It seems that no matter how a mother decides to feed her children, she's destined to encounter rude questions, judgments, and assumptions from friends, family, and colleagues about her own personal choices. Sometimes it feel like even the mailman gets a say in what we're doing! But one thing we can all agree on is that it takes dedication and a ton of hard work to commit to a breastfeeding relationship with your baby, and when that happens, the last thing you need to hear is annoying breastfeeding questions that'll drive you crazy.
Deciding to breastfeed is a personal decision and doesn't always follow in a linear fashion. Some people want to supplement with formula, others pump but don't breastfeed. There are women who breastfeed exclusively, whose milk never comes in, who can't breastfeed for health concerns, or who breastfeed their kids on demand. Some women decide to breastfeed for the first few months before returning to work outside the home, others try to get to their baby's first birthday or decide to try extended breastfeeding and let their child self wean, as I did. There's a whole host of reasons why women choose to do what they do in terms of breastfeeding, and that shouldn't ever be up for debate by friends, family, or strangers.
Why people think it's OK to make inane comments about your body and the way you decide to parent is a mystery to me, yet ask any mom — especially a breastfeeding mom — and she's sure to have heard one of these gems...
"Are You Still Doing That?"
Yes, I am, and your judging tone is unwanted at best and homicide-inducing at worst. People felt totally comfortable asking me this question from literally the first month of my child's life until we stopped extended breastfeeding. Even worse? It usually came from the same people. Ugh.
"Did The Baby Get Enough To Eat?"

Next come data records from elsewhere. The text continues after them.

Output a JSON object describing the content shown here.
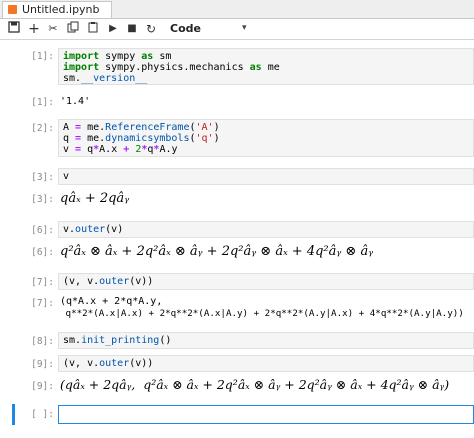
{
  "tab": {
    "title": "Untitled.ipynb"
  },
  "toolbar": {
    "buttons": [
      "save-icon",
      "add-cell-icon",
      "cut-icon",
      "copy-icon",
      "paste-icon",
      "run-icon",
      "stop-icon",
      "restart-icon"
    ],
    "cell_type": "Code"
  },
  "cells": [
    {
      "in_prompt": "[1]:",
      "code": [
        "import sympy as sm",
        "import sympy.physics.mechanics as me",
        "sm.__version__"
      ],
      "out_prompt": "[1]:",
      "output": "'1.4'"
    },
    {
      "in_prompt": "[2]:",
      "code": [
        "A = me.ReferenceFrame('A')",
        "q = me.dynamicsymbols('q')",
        "v = q*A.x + 2*q*A.y"
      ]
    },
    {
      "in_prompt": "[3]:",
      "code": [
        "v"
      ],
      "out_prompt": "[3]:",
      "output": "qâₓ + 2qâᵧ"
    },
    {
      "in_prompt": "[6]:",
      "code": [
        "v.outer(v)"
      ],
      "out_prompt": "[6]:",
      "output": "q²âₓ ⊗ âₓ + 2q²âₓ ⊗ âᵧ + 2q²âᵧ ⊗ âₓ + 4q²âᵧ ⊗ âᵧ"
    },
    {
      "in_prompt": "[7]:",
      "code": [
        "(v, v.outer(v))"
      ],
      "out_prompt": "[7]:",
      "output": [
        "(q*A.x + 2*q*A.y,",
        " q**2*(A.x|A.x) + 2*q**2*(A.x|A.y) + 2*q**2*(A.y|A.x) + 4*q**2*(A.y|A.y))"
      ]
    },
    {
      "in_prompt": "[8]:",
      "code": [
        "sm.init_printing()"
      ]
    },
    {
      "in_prompt": "[9]:",
      "code": [
        "(v, v.outer(v))"
      ],
      "out_prompt": "[9]:",
      "output": "(qâₓ + 2qâᵧ,  q²âₓ ⊗ âₓ + 2q²âₓ ⊗ âᵧ + 2q²âᵧ ⊗ âₓ + 4q²âᵧ ⊗ âᵧ)"
    },
    {
      "in_prompt": "[ ]:"
    }
  ]
}
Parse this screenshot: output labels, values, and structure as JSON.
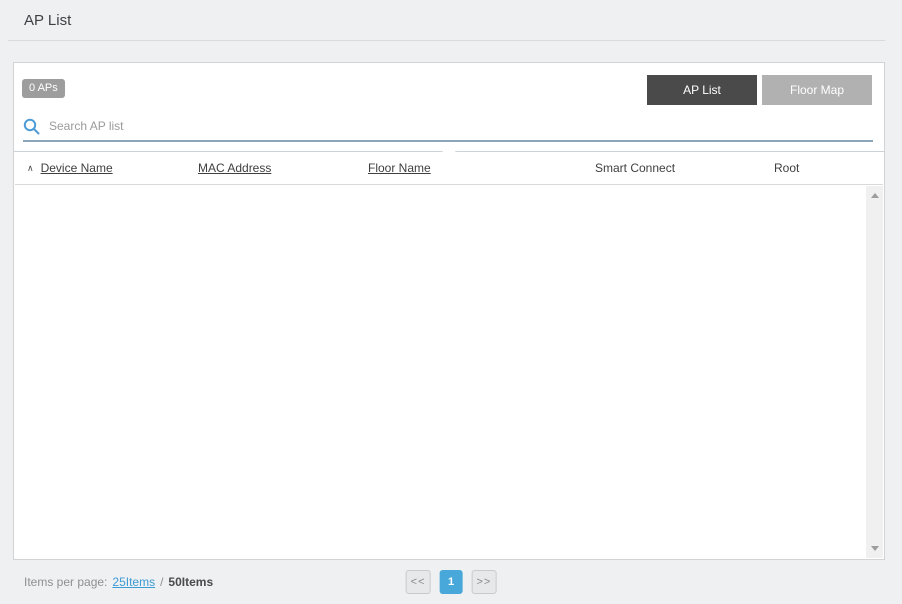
{
  "page": {
    "title": "AP List"
  },
  "panel": {
    "ap_count_badge": "0 APs",
    "view_toggle": {
      "ap_list_label": "AP List",
      "floor_map_label": "Floor Map",
      "selected": "AP List"
    },
    "search": {
      "placeholder": "Search AP list",
      "value": ""
    }
  },
  "table": {
    "sort_indicator": "∧",
    "sorted_column": "Device Name",
    "sort_direction": "asc",
    "columns": [
      {
        "label": "Device Name",
        "sortable": true
      },
      {
        "label": "MAC Address",
        "sortable": true
      },
      {
        "label": "Floor Name",
        "sortable": true
      },
      {
        "label": "Smart Connect",
        "sortable": false
      },
      {
        "label": "Root",
        "sortable": false
      }
    ],
    "rows": []
  },
  "footer": {
    "items_per_page_label": "Items per page:",
    "options": [
      {
        "label": "25Items",
        "selected": false
      },
      {
        "label": "50Items",
        "selected": true
      }
    ],
    "separator": "/",
    "pagination": {
      "prev_label": "<<",
      "current_page": "1",
      "next_label": ">>"
    }
  },
  "icons": {
    "search": "search-icon",
    "collapse": "chevron-down-icon",
    "scroll_up": "triangle-up-icon",
    "scroll_down": "triangle-down-icon"
  },
  "colors": {
    "page_background": "#eff0f2",
    "card_background": "#ffffff",
    "badge_gray": "#9d9d9d",
    "toggle_active": "#4a4a4b",
    "toggle_inactive": "#b1b1b2",
    "search_underline": "#8ba6b8",
    "search_icon_blue": "#4d9bd6",
    "link_blue": "#3d9bd5",
    "pagination_current_blue": "#49a8da"
  }
}
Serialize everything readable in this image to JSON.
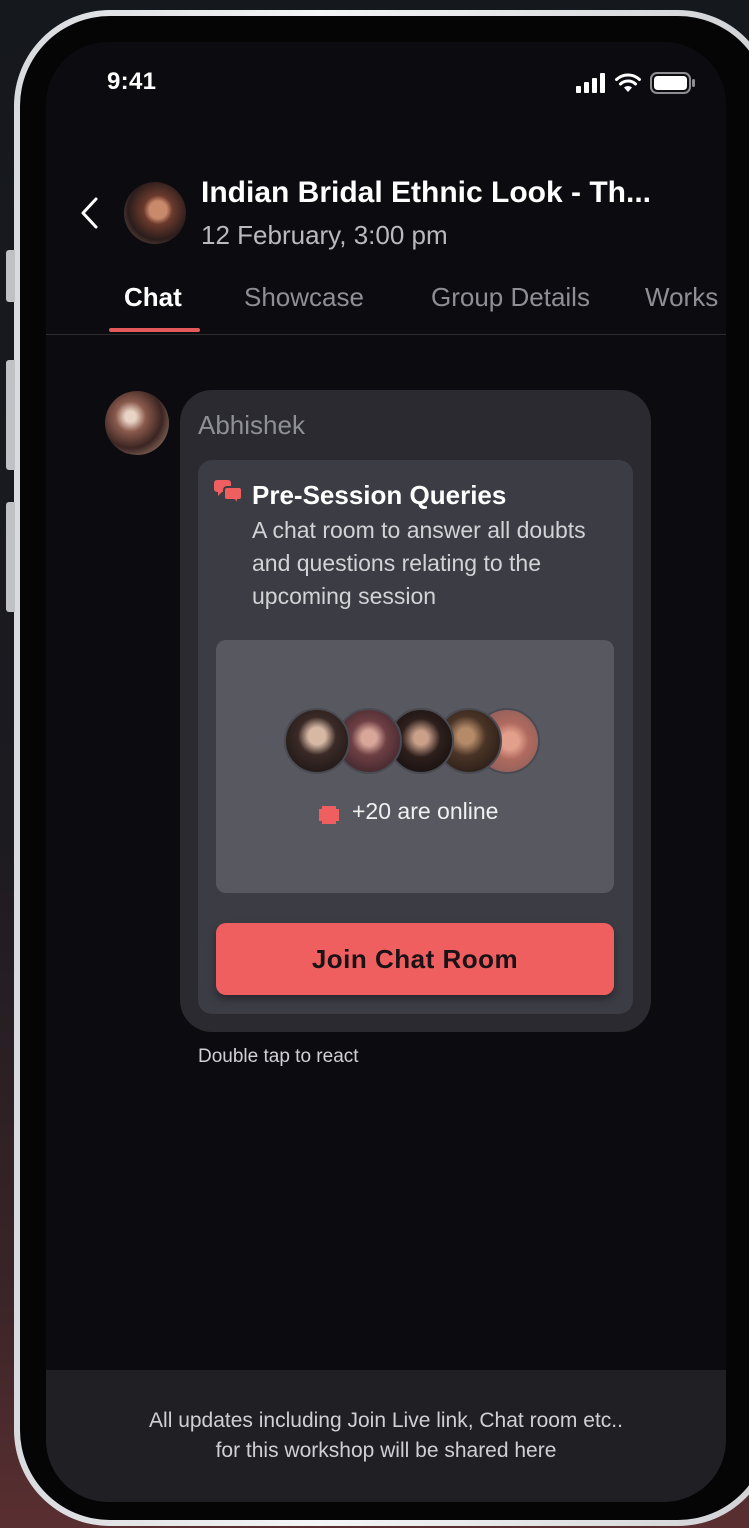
{
  "status_bar": {
    "time": "9:41"
  },
  "header": {
    "title": "Indian Bridal Ethnic Look - Th...",
    "date": "12 February, 3:00 pm"
  },
  "tabs": [
    {
      "label": "Chat",
      "active": true
    },
    {
      "label": "Showcase",
      "active": false
    },
    {
      "label": "Group Details",
      "active": false
    },
    {
      "label": "Works",
      "active": false
    }
  ],
  "message": {
    "sender": "Abhishek",
    "card": {
      "title": "Pre-Session Queries",
      "description": "A chat room to answer all doubts and questions relating to the upcoming session",
      "online_text": "+20 are online",
      "button_label": "Join Chat Room"
    },
    "react_hint": "Double tap to react"
  },
  "footer": {
    "line1": "All updates including Join Live link, Chat room etc..",
    "line2": "for this workshop will be shared here"
  },
  "colors": {
    "accent": "#ef5f5f",
    "tab_underline": "#e45a5a",
    "screen_bg": "#0c0c10",
    "bubble_bg": "#2a2a30",
    "card_bg": "#3c3c44"
  },
  "icons": [
    "back-chevron-icon",
    "signal-icon",
    "wifi-icon",
    "battery-icon",
    "chat-bubbles-icon",
    "online-dot-icon"
  ]
}
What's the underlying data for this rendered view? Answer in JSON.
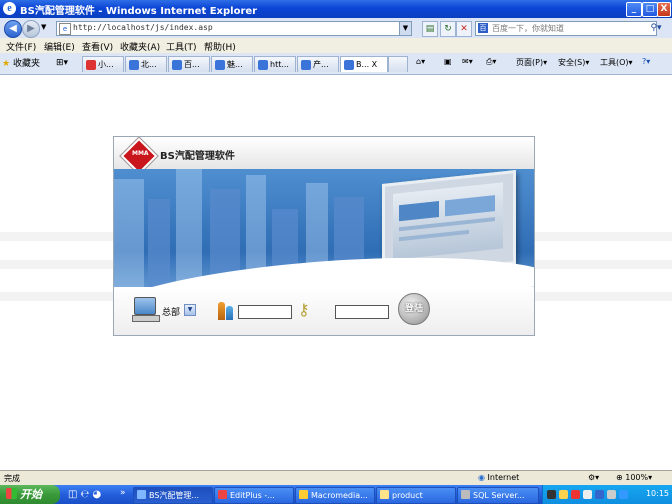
{
  "window": {
    "title": "BS汽配管理软件 - Windows Internet Explorer",
    "minimize": "_",
    "maximize": "□",
    "close": "X"
  },
  "address_bar": {
    "url": "http://localhost/js/index.asp",
    "search_placeholder": "百度一下，你就知道"
  },
  "menu": [
    "文件(F)",
    "编辑(E)",
    "查看(V)",
    "收藏夹(A)",
    "工具(T)",
    "帮助(H)"
  ],
  "tabs": {
    "favorites_label": "收藏夹",
    "items": [
      "小...",
      "北...",
      "百...",
      "魅...",
      "htt...",
      "产...",
      "B..."
    ],
    "active_close": "X"
  },
  "command_bar": {
    "page": "页面(P)",
    "safety": "安全(S)",
    "tools": "工具(O)"
  },
  "login_panel": {
    "logo_text": "MMA",
    "title": "BS汽配管理软件",
    "branch_value": "总部",
    "login_button": "登陆"
  },
  "status_bar": {
    "status": "完成",
    "zone": "Internet",
    "zoom": "100%"
  },
  "taskbar": {
    "start": "开始",
    "items": [
      "BS汽配管理...",
      "EditPlus -...",
      "Macromedia...",
      "product",
      "SQL Server..."
    ],
    "time": "10:15"
  },
  "colors": {
    "title_blue": "#0b45d6",
    "banner_blue": "#2f6db5",
    "logo_red": "#c9161c",
    "taskbar_blue": "#245edb"
  }
}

Let me see, I'll just take a look at my little breast gauge here, oh no, wait I don't have one printed on my skin! The baby will stop breastfeeding when he or she has had enough and will indicate they are hungry again when they want more, it's as simple as that. So mind your own biz, OK?
"Aren't You Worried About Your Breasts Sagging?"
Well, I am now! And thanks, yet another thing for me to worry about. But since you're asking, it's pregnancy that contributes to changes to your body, including your breasts, not just the effects of breastfeeding. And you know what? Not to toot my own horn, but my breasts look pretty darn fabulous and they nourished my child for more than two years, so, yeah, I am crushing it.
"Is The Baby Hungry Again?"
Yes, and I am not going to refuse to feed my hungry child because it makes you uncomfortable. Breastfed babies often feed more often than formula-fed babies, as human milk is digested very quickly.
"Wouldn't You Be More Comfortable With A Cover?"
No. Strange, isn't it, that wrapping myself and my baby in a hot blanket while I try to feed him doesn't actually make me more comfortable? I presume it might make you more comfortable, so why don't you go and stick your head under a blanket and leave me to get on with it?
"Wouldn't You Be More Comfortable In Another Room?"
Again, no, I don't really want to be removed to a separate area just because I'm feeding my child. I've fed my baby on flights, in cafes, at the mall, at a wedding, and basically anywhere me and my baby are allowed to be, I am gonna try and breastfeed him.
"Don't You Think It's Selfish To Breastfeed Since Your Partner Can't Help?"
If you have ever breastfed you'll know its about the most selfless thing you can do. You are literally letting someone feed off your body. The notion that dads or other partners can't be involved if you breastfeed is ridiculous because there are all sorts of ways another parent can be included.
From expressing and allowing your partner to feed the baby with a bottle, to cuddling up, sharing breastfeeding moments together, fetching all the things mom needs (like a glass of water, a snack, or a burp cloth), there's no reason for the other parent to be left out.
"Should You Be Eating That?"
If you are breastfeeding and you try to eat chocolate, coffee, cheese, or certain meats, there are going to be people who think that it's their job to monitor your nutritional intake. This is a sure fire way to make mothers feel like they are just a milk container and not an independent person at all. So do us all a favor, and back off
Many mothers feel that breastfeeding is so rewarding, especially because being able to nourish your child from your body makes you feel like a superwoman. But that doesn't mean it's easy. Breastfeeding is also really hard work, so what moms really don't need is to also put up with ridiculous, infuriating questions, so just hush, please.